November 22, 2013
Chelation Compounds May Help Curb Oxidation In Wine
April Flowers for redOrbit.com - Your Universe Online
Food scientists report that they have found an additive which may help curb a chemical reaction that causes wine to look, smell and taste "funky."
Gal Kreitman, a doctoral candidate in food science at Penn State, led the research team that added chelation compounds that bind with metals to inhibit oxidation - oxygen's ability to react with some of the trace metals that are found in wine. The results of their study were published in a recent issue of the Journal of Agricultural and Food Chemistry.
"Oxidation has several bad effects on wine, such as discoloration and a loss of aroma," said Kreitman. "It can cause browning, as well as the loss of fruity characteristics, something that is much more noticeable in white wines."
Typically, oxygen enters wine through the cork. Once inside the bottle, the oxygen mixes with metals, particularly iron, and sets off a chain reaction that changes compounds. These changes add particular and often disagreeable tastes and smells to the wine.
There are two types of oxidation states in wine - iron 2 and iron 3. The research team looked at chelators for both states, including bipyridine, ferrozine, ethylenediaminetetraacetic acid (EDTA) and phytic acid.
Kreitman collaborated with Ryan J. Elias, assistant professor of food science, Penn State; Annegret Cantu, director of research and development at VinPerfect; and Andrew Waterhouse, professor of enology, the University of California Davis on this study. The team found that both types of chelators significantly inhibited the oxidation in the wine.
"The ligands of bipyridine, ferrozine, EDTA and phytic acid bind to the metals, which can inhibit their reaction," said Kreitman. A ligand is a type of molecule that is able to bind to the central atom of a metal.
The team analyzed the concentrations of iron and copper in white wine. They also measured the amount of oxidation that occurred after the chelators were added to the wine samples. The white wine used in the experiment was made from pinot gris grapes, a variety that is often used in white wines.
Previous attempts to control oxidation by winemakers have included stripping out the metals, which are acquired through the soil and from the grape. These processes are impractical and expensive, according to Kreitman.
"Unfortunately, the process to remove the metals can strip color and flavor compounds from the wine and processes like ion exchange can end up making the wine taste more salty," Kreitman said.

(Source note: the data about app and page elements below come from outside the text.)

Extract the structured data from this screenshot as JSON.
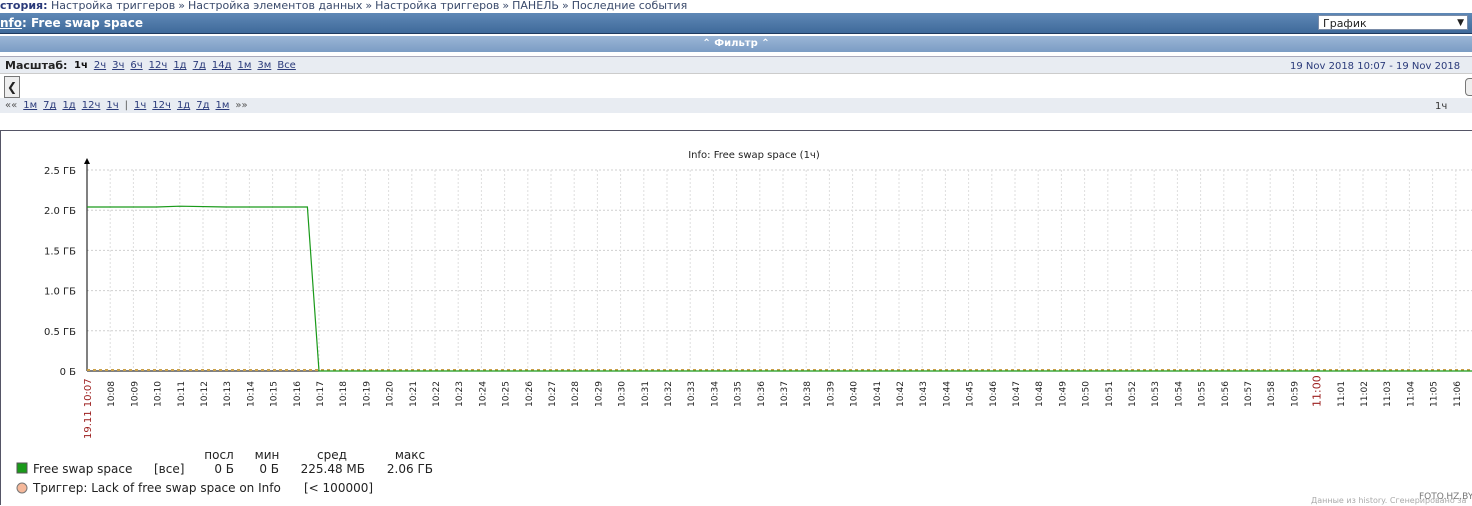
{
  "breadcrumb": {
    "items": [
      "стория:",
      "Настройка триггеров",
      "Настройка элементов данных",
      "Настройка триггеров",
      "ПАНЕЛЬ",
      "Последние события"
    ],
    "separator": "»"
  },
  "header": {
    "host": "nfo",
    "title_rest": ": Free swap space",
    "view_select": "График"
  },
  "filter": {
    "label": "Фильтр"
  },
  "scale": {
    "label": "Масштаб:",
    "options": [
      "1ч",
      "2ч",
      "3ч",
      "6ч",
      "12ч",
      "1д",
      "7д",
      "14д",
      "1м",
      "3м",
      "Все"
    ],
    "active": "1ч",
    "date_from": "19 Nov 2018 10:07",
    "date_sep": "-",
    "date_to": "19 Nov 2018"
  },
  "nav": {
    "back_glyph": "««",
    "back": [
      "1м",
      "7д",
      "1д",
      "12ч",
      "1ч"
    ],
    "divider": "|",
    "forward": [
      "1ч",
      "12ч",
      "1д",
      "7д",
      "1м"
    ],
    "fwd_glyph": "»»",
    "period": "1ч"
  },
  "chart_data": {
    "type": "line",
    "title": "Info: Free swap space (1ч)",
    "y_ticks": [
      "2.5 ГБ",
      "2.0 ГБ",
      "1.5 ГБ",
      "1.0 ГБ",
      "0.5 ГБ",
      "0 Б"
    ],
    "ylim_gb": [
      0,
      2.5
    ],
    "x_ticks": [
      "10:08",
      "10:09",
      "10:10",
      "10:11",
      "10:12",
      "10:13",
      "10:14",
      "10:15",
      "10:16",
      "10:17",
      "10:18",
      "10:19",
      "10:20",
      "10:21",
      "10:22",
      "10:23",
      "10:24",
      "10:25",
      "10:26",
      "10:27",
      "10:28",
      "10:29",
      "10:30",
      "10:31",
      "10:32",
      "10:33",
      "10:34",
      "10:35",
      "10:36",
      "10:37",
      "10:38",
      "10:39",
      "10:40",
      "10:41",
      "10:42",
      "10:43",
      "10:44",
      "10:45",
      "10:46",
      "10:47",
      "10:48",
      "10:49",
      "10:50",
      "10:51",
      "10:52",
      "10:53",
      "10:54",
      "10:55",
      "10:56",
      "10:57",
      "10:58",
      "10:59",
      "11:00",
      "11:01",
      "11:02",
      "11:03",
      "11:04",
      "11:05",
      "11:06"
    ],
    "x_start_label": "19.11 10:07",
    "highlight_tick": "11:00",
    "series": [
      {
        "name": "Free swap space",
        "color": "#1a9a1a",
        "points": [
          {
            "t": "10:07",
            "gb": 2.04
          },
          {
            "t": "10:10",
            "gb": 2.04
          },
          {
            "t": "10:11",
            "gb": 2.05
          },
          {
            "t": "10:13",
            "gb": 2.04
          },
          {
            "t": "10:16",
            "gb": 2.04
          },
          {
            "t": "10:16.5",
            "gb": 2.04
          },
          {
            "t": "10:17",
            "gb": 0
          },
          {
            "t": "11:07",
            "gb": 0
          }
        ]
      }
    ],
    "trigger": {
      "name": "Триггер: Lack of free swap space on Info",
      "condition": "[< 100000]",
      "color": "#f5b89a"
    },
    "legend": {
      "headers": [
        "посл",
        "мин",
        "сред",
        "макс"
      ],
      "row": {
        "name": "Free swap space",
        "scope": "[все]",
        "last": "0 Б",
        "min": "0 Б",
        "avg": "225.48 МБ",
        "max": "2.06 ГБ"
      }
    },
    "footer": "Данные из history. Сгенерировано за",
    "watermark": "FOTO.HZ.BY"
  }
}
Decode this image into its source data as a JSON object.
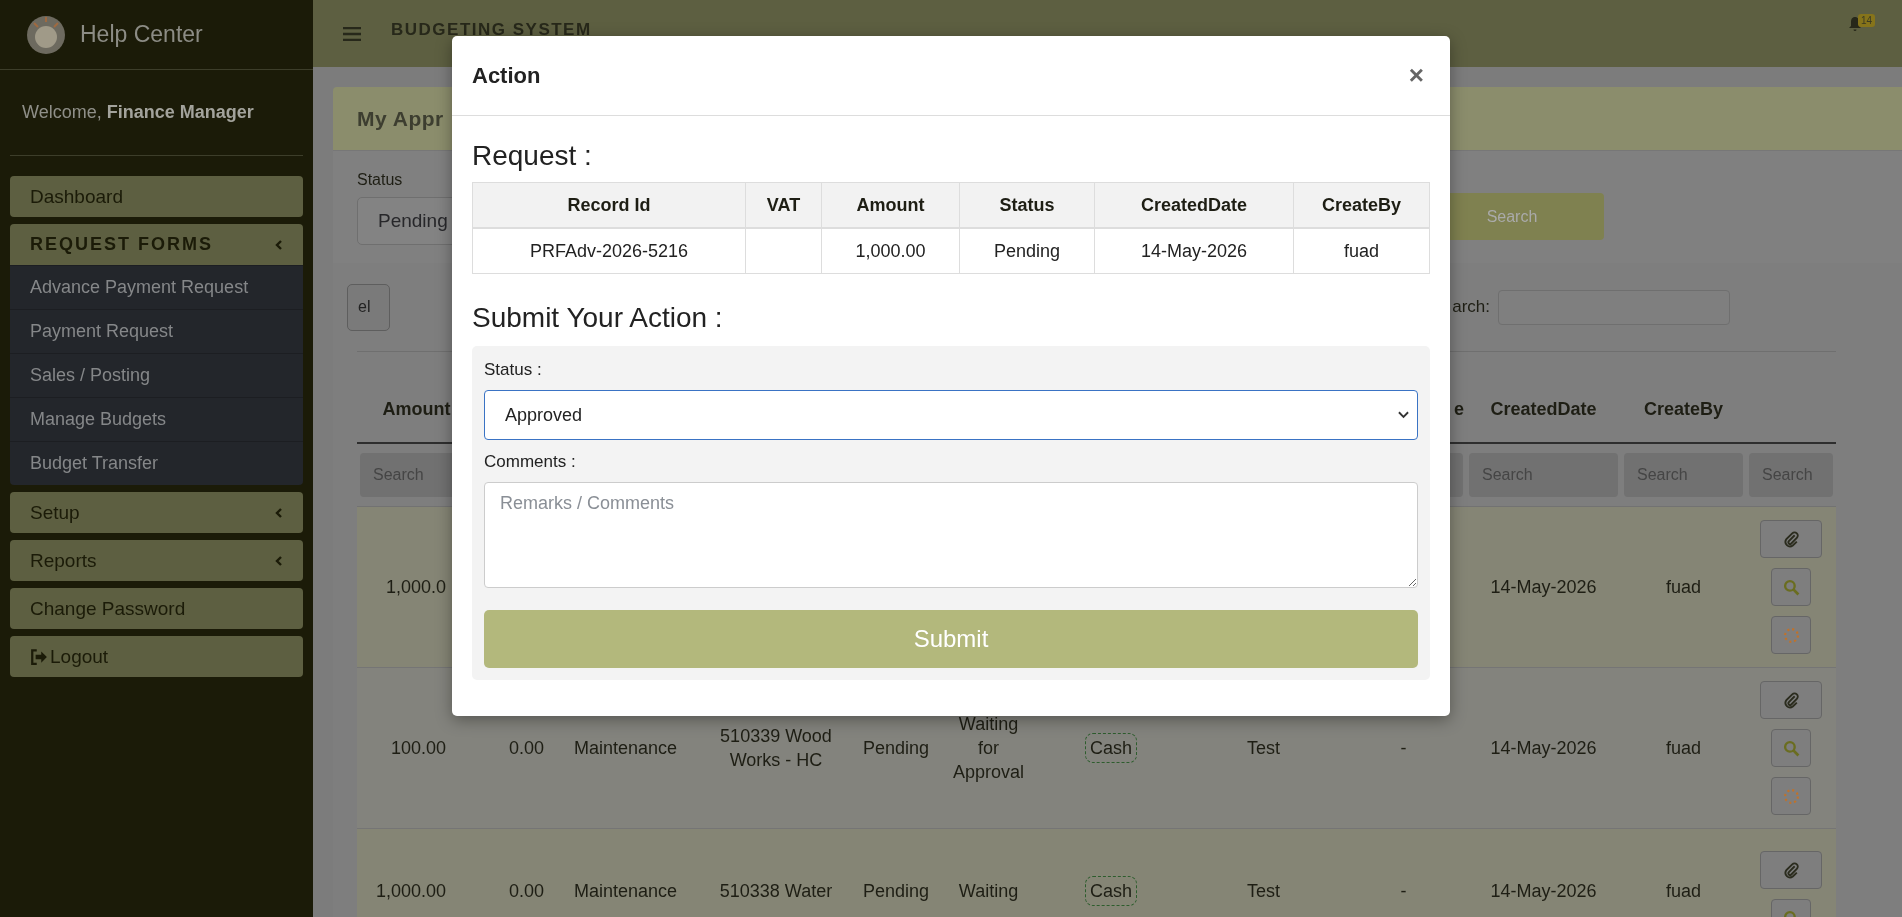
{
  "sidebar": {
    "brand": "Help Center",
    "welcome": "Welcome, **Finance Manager**",
    "items": [
      {
        "label": "Dashboard",
        "kind": "link"
      },
      {
        "label": "REQUEST FORMS",
        "kind": "group",
        "expanded": true,
        "children": [
          {
            "label": "Advance Payment Request"
          },
          {
            "label": "Payment Request"
          },
          {
            "label": "Sales / Posting"
          },
          {
            "label": "Manage Budgets"
          },
          {
            "label": "Budget Transfer"
          }
        ]
      },
      {
        "label": "Setup",
        "kind": "group",
        "expanded": false
      },
      {
        "label": "Reports",
        "kind": "group",
        "expanded": false
      },
      {
        "label": "Change Password",
        "kind": "link"
      },
      {
        "label": "Logout",
        "kind": "logout"
      }
    ]
  },
  "topbar": {
    "title": "BUDGETING SYSTEM",
    "notification_count": "14"
  },
  "panel": {
    "title": "My Appr",
    "filter_label": "Status",
    "filter_value": "Pending",
    "search_button": "Search",
    "export_button": "el",
    "search_label": "arch:"
  },
  "table": {
    "headers": [
      "Amount"
    ],
    "trailing_headers": [
      "e",
      "CreatedDate",
      "CreateBy"
    ],
    "filters": [
      "Search"
    ],
    "trailing_filters": [
      "Search",
      "Search",
      "Search"
    ],
    "rows": [
      {
        "cells": [
          "1,000.0"
        ],
        "trailing_cells": [
          "14-May-2026",
          "fuad"
        ]
      },
      {
        "cells": [
          "100.00",
          "0.00",
          "Maintenance",
          "510339 Wood Works - HC",
          "Pending",
          "Waiting for Approval",
          {
            "text": "Cash",
            "kind": "tag"
          },
          "Test",
          "-",
          "14-May-2026",
          "fuad"
        ]
      },
      {
        "cells": [
          "1,000.00",
          "0.00",
          "Maintenance",
          "510338 Water",
          "Pending",
          "Waiting",
          {
            "text": "Cash",
            "kind": "tag"
          },
          "Test",
          "-",
          "14-May-2026",
          "fuad"
        ]
      }
    ]
  },
  "modal": {
    "title": "Action",
    "close": "×",
    "request_heading": "Request :",
    "request_columns": [
      "Record Id",
      "VAT",
      "Amount",
      "Status",
      "CreatedDate",
      "CreateBy"
    ],
    "request_rows": [
      [
        "PRFAdv-2026-5216",
        "",
        "1,000.00",
        "Pending",
        "14-May-2026",
        "fuad"
      ]
    ],
    "action_heading": "Submit Your Action :",
    "status_label": "Status :",
    "status_value": "Approved",
    "comments_label": "Comments :",
    "comments_placeholder": "Remarks / Comments",
    "submit": "Submit"
  }
}
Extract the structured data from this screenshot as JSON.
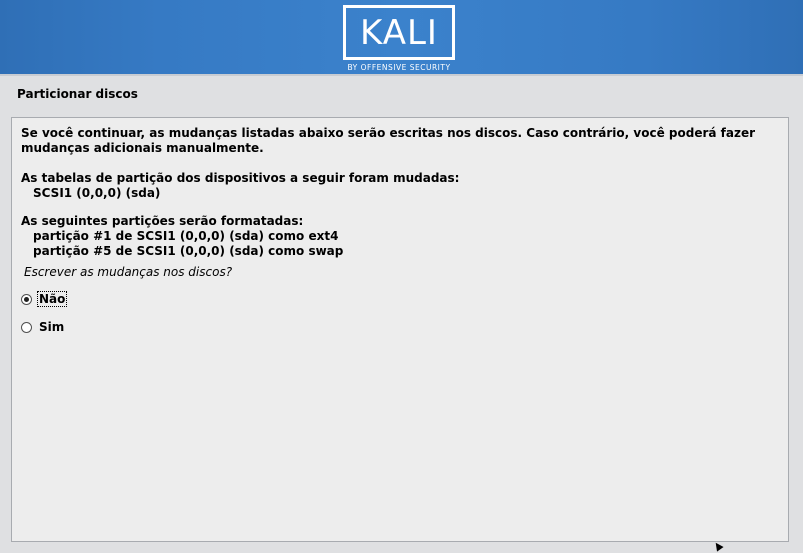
{
  "header": {
    "logo_text": "KALI",
    "logo_subtitle": "BY OFFENSIVE SECURITY",
    "background_color": "#367ac4"
  },
  "page": {
    "title": "Particionar discos"
  },
  "content": {
    "intro_line1": "Se você continuar, as mudanças listadas abaixo serão escritas nos discos. Caso contrário, você poderá fazer",
    "intro_line2": "mudanças adicionais manualmente.",
    "tables_heading": "As tabelas de partição dos dispositivos a seguir foram mudadas:",
    "tables_device": "SCSI1 (0,0,0) (sda)",
    "format_heading": "As seguintes partições serão formatadas:",
    "format_items": [
      "partição #1 de SCSI1 (0,0,0) (sda) como ext4",
      "partição #5 de SCSI1 (0,0,0) (sda) como swap"
    ],
    "question": "Escrever as mudanças nos discos?"
  },
  "options": [
    {
      "label": "Não",
      "selected": true
    },
    {
      "label": "Sim",
      "selected": false
    }
  ],
  "icons": {
    "cursor": "mouse-pointer-icon",
    "radio_checked": "radio-checked-icon",
    "radio_unchecked": "radio-unchecked-icon"
  }
}
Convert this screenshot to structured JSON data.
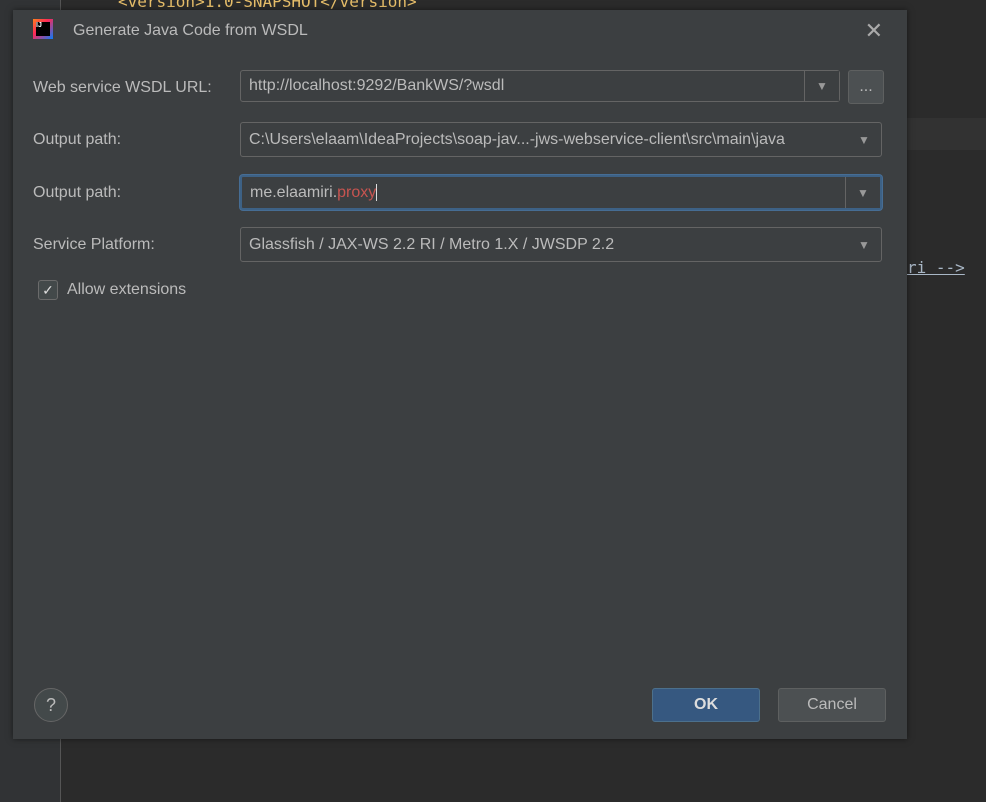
{
  "background_code": {
    "line1": "<version>1.0-SNAPSHOT</version>",
    "line2": "ri -->"
  },
  "dialog": {
    "title": "Generate Java Code from WSDL",
    "wsdl_url": {
      "label": "Web service WSDL URL:",
      "value": "http://localhost:9292/BankWS/?wsdl",
      "browse_label": "..."
    },
    "output_path": {
      "label": "Output path:",
      "value": "C:\\Users\\elaam\\IdeaProjects\\soap-jav...-jws-webservice-client\\src\\main\\java"
    },
    "package": {
      "label": "Output path:",
      "value_prefix": "me.elaamiri.",
      "value_error": "proxy"
    },
    "platform": {
      "label": "Service Platform:",
      "value": "Glassfish / JAX-WS 2.2 RI / Metro 1.X / JWSDP 2.2"
    },
    "allow_extensions": {
      "label": "Allow extensions",
      "checked": true
    },
    "help_label": "?",
    "ok_label": "OK",
    "cancel_label": "Cancel",
    "colors": {
      "error_text": "#c75450",
      "focus": "#3d6185",
      "ok_bg": "#365880"
    }
  }
}
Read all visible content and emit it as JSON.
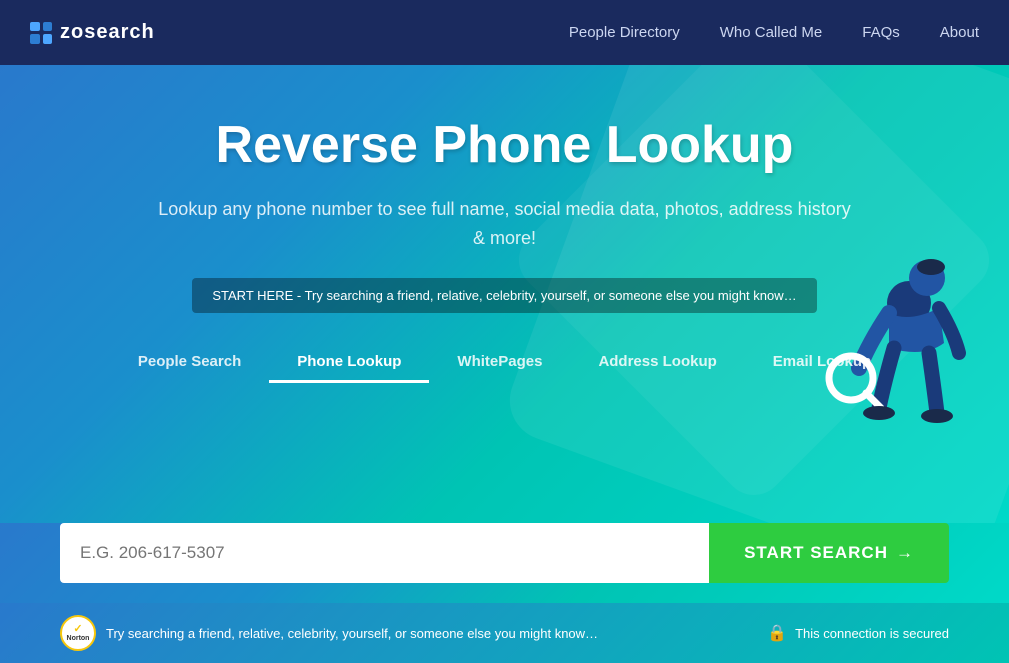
{
  "nav": {
    "logo_text": "zosearch",
    "links": [
      {
        "label": "People Directory",
        "id": "people-directory"
      },
      {
        "label": "Who Called Me",
        "id": "who-called-me"
      },
      {
        "label": "FAQs",
        "id": "faqs"
      },
      {
        "label": "About",
        "id": "about"
      }
    ]
  },
  "hero": {
    "title": "Reverse Phone Lookup",
    "subtitle": "Lookup any phone number to see full name, social media data, photos, address history & more!",
    "banner": "START HERE - Try searching a friend, relative, celebrity, yourself, or someone else you might know…"
  },
  "tabs": [
    {
      "label": "People Search",
      "id": "people-search",
      "active": false
    },
    {
      "label": "Phone Lookup",
      "id": "phone-lookup",
      "active": true
    },
    {
      "label": "WhitePages",
      "id": "whitepages",
      "active": false
    },
    {
      "label": "Address Lookup",
      "id": "address-lookup",
      "active": false
    },
    {
      "label": "Email Lookup",
      "id": "email-lookup",
      "active": false
    }
  ],
  "search": {
    "placeholder": "E.G. 206-617-5307",
    "button_label": "START SEARCH",
    "button_arrow": "→"
  },
  "footer": {
    "norton_text": "Try searching a friend, relative, celebrity, yourself, or someone else you might know…",
    "norton_label": "Norton",
    "secure_text": "This connection is secured"
  }
}
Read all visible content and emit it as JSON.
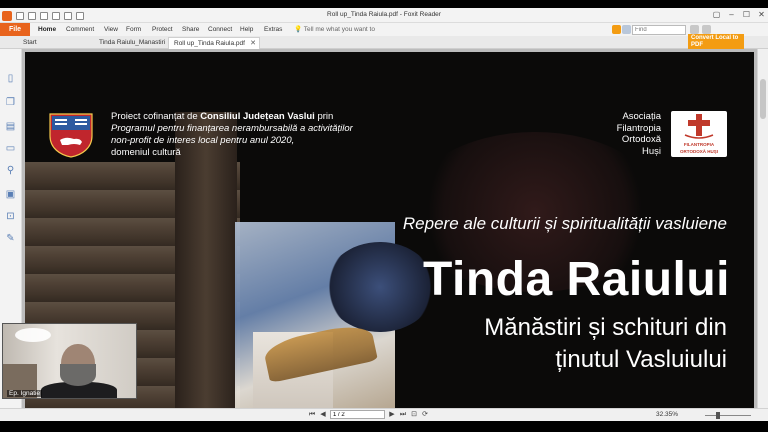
{
  "window": {
    "title": "Roll up_Tinda Raiula.pdf - Foxit Reader"
  },
  "ribbon": {
    "file": "File",
    "tabs": [
      "Home",
      "Comment",
      "View",
      "Form",
      "Protect",
      "Share",
      "Connect",
      "Help",
      "Extras"
    ],
    "tell_me": "Tell me what you want to",
    "find_placeholder": "Find",
    "convert": "Convert Local to PDF"
  },
  "doc_tabs": [
    "Start",
    "Tinda Raiulu_Manastiri ...",
    "Roll up_Tinda Raiula.pdf"
  ],
  "page": {
    "project_line1_a": "Proiect cofinanțat de ",
    "project_line1_b": "Consiliul Județean Vaslui",
    "project_line1_c": " prin",
    "project_line2": "Programul pentru finanțarea nerambursabilă a activităților",
    "project_line3": "non-profit de interes local pentru anul 2020,",
    "project_line4": "domeniul cultură",
    "assoc": [
      "Asociația",
      "Filantropia",
      "Ortodoxă",
      "Huși"
    ],
    "logo_top": "FILANTROPIA",
    "logo_bottom": "ORTODOXĂ HUȘI",
    "subtitle": "Repere ale culturii și spiritualității vasluiene",
    "title": "Tinda Raiului",
    "line1": "Mănăstiri și schituri din",
    "line2": "ținutul Vasluiului"
  },
  "webcam": {
    "label": "Ep. Ignatie"
  },
  "status": {
    "page_field": "1 / 2",
    "zoom": "32.35%"
  },
  "colors": {
    "accent": "#e8631c",
    "convert": "#f39c12"
  }
}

Further research is required to find food safe chelators, according to Kreitman. There are chelators that are already safe for consumption, but the majority have not been approved for food-making or winemaking processes. The team suggests that phytic acid is a chelator that might be effective in neutralizing oxidation while being safe for consumption.